I asked my 12-year-old granddaughter, “What’s the past tense of seek?”
“Seeked” she said without batting an eyelid.
“Who taught you that?”
“My English teacher” she said.
While reading an English newspaper I came across a funny headline: “Six men caught in a cigarette case”. For a moment I wondered whether we are polluting the English language like the environment. Perhaps the only good thing the British had given us is their wonderful language. Some people, however, call it murder, echoing the ghost’s words in Hamlet: “Murder most foul, strange and unnatural.” Prof. Henry Higgins in My Fair Lady said it more precisely: “The cold-blooded murder of the English language.”
Knowingly or unknowingly this cold-blooded murder is being committed day in and day out and every one of us is at least an accomplice. The language we learned with so much enthusiasm five decades ago has been mauled in schools, butchered in universities and mangled in thousand and one diploma mills. You cannot blame the present generation for their poor knowledge of English. They appear to be victims of a carefully planned plot.
How many people read William Shakespeare, P.B. Shelley, John Keats or R.K Narayan today?
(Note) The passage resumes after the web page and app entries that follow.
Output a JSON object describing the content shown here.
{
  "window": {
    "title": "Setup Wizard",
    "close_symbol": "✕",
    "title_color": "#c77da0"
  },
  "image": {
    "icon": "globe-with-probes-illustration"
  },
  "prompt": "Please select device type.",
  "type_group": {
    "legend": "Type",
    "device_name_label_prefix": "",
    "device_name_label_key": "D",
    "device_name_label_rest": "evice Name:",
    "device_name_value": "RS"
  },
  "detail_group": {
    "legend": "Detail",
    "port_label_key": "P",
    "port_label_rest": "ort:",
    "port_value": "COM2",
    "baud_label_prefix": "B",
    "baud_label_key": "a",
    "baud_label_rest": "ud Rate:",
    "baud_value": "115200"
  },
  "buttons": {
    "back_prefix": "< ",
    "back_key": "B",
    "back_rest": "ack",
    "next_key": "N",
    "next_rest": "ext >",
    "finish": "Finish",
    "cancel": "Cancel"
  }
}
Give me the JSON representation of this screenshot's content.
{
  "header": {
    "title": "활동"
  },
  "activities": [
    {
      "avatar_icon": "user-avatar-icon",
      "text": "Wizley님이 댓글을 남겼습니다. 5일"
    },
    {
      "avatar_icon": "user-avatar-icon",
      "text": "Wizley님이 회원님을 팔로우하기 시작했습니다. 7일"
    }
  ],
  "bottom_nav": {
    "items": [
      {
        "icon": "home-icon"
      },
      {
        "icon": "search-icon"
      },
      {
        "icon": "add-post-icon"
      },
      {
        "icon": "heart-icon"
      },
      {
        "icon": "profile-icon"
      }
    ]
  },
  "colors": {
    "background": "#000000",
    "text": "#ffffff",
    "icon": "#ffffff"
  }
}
Charles Dickens, Thackeray and Rudyard Kipling are complete strangers to the new generation. According to some authorities, English appears to be on its way to the limbo of forgotten things at least in this part of the globe. In schools students skip the English lesson and at universities undergraduates have many other pursuits than learning English. They are not willing to learn English, however much teachers try to teach them the rudiments of the language. The teaching of English and its standard have undergone drastic changes over the past 30 years. The standard of question papers has been brought down as many students fail in English. The change has been entirely for the worse. When you lower the standard, most students pass the examination without any knowledge of the language. The debasement of English should concern everybody because the English language is part and parcel of our national heritage. We have already faced the consequences of not teaching English properly to students.
The assault on the language began in schools when Sinhala was made the official language. The idea that you can do anything without learning English was driven home and students lost interest in learning the language. We should learn a lesson from Abraham Lincoln, the 16th President of the United States. In his log cabin Lincoln tried to understand the words in the Old Testament. He did not have the advantage of learning English from a competent teacher. However, when Lincoln read the Bible lying down on the floor, he discovered the strength and beauty of English. Lincoln learned the language in the most difficult way and finally produced his masterpiece the Gettysburg Address.
With smart phones and laptops reading is no longer popular among the new generation. They think reading a book is a waste of time. They want to learn the language quickly without reading. In fact some tutors brazenly advertise that they can teach English to students who are not required to read or write anything. They have only to listen to the teacher to learn the language. Most students fall prey to such tutors and waste their time and money.
Reading skills should be taught to students from the beginning of their school career. A student who does not read will never acquire a comprehensive knowledge of the language. Instead of asking them to memorise words and phrases they should be encouraged to read books, magazines and newspapers. “Learner-centered curriculum” and “empirically validated learning packages” will be of little use to someone who has not been trained to read.
Some writers today prefer to use bombastic words and phrase to impress the reader. They will write, “The President will exercise his options” instead of saying “The President will make a choice.” A head of a state can send a message to another head of a state instead of “initiating a dialogue.” The danger is that learners will also try to use such stilted writing. Most official letters contain gobbledygook and nifty little touches of the writers. As a result we are forced to read “meaningful decisions” and “meaningful dialogues” which make no sense. No sensible person will use such expressions.
During the Great Depression in the United States’ farmers were driven from their farms, workers were fired from their factories, fathers tried to find a morsel of food in garbage cans and mothers starved themselves to feed their children. One day they listened to the voice of President Franklin Roosevelt on the radio. He said, “The only thing we have to fear is fear itself.” His words kindled hopes of the people. Roosevelt did not use high-flown language, but simple words. Everybody understood what he said.
A similar event happened in Britain. Hitler’s armies were about to invade Britain. The British Prime Minister Winston Churchill simply said, “I have nothing to offer but blood, toil, tears and sweat.” The British people suddenly realised that they had a wonderful leader who would save the country. Churchill turned to the United States and said, “Give us the tools, and we will finish the job.” Eventually Britain was saved and America gained time to arm for the war.
Roosevelt and Churchill taught us how to use simple words for greater effect. Churchill’s memorable words still reverberate: “We shall fight them in the school rooms, we shall fight them on the campuses, we shall fight them in the clammy corridors of the bureaucracy, we shall fight them at their mikes, we shall fight them at their typewriters. And when we win – as win we shall – we shall bury them in the rubble of their own jargon, because Lord knows they deserve nothing better.”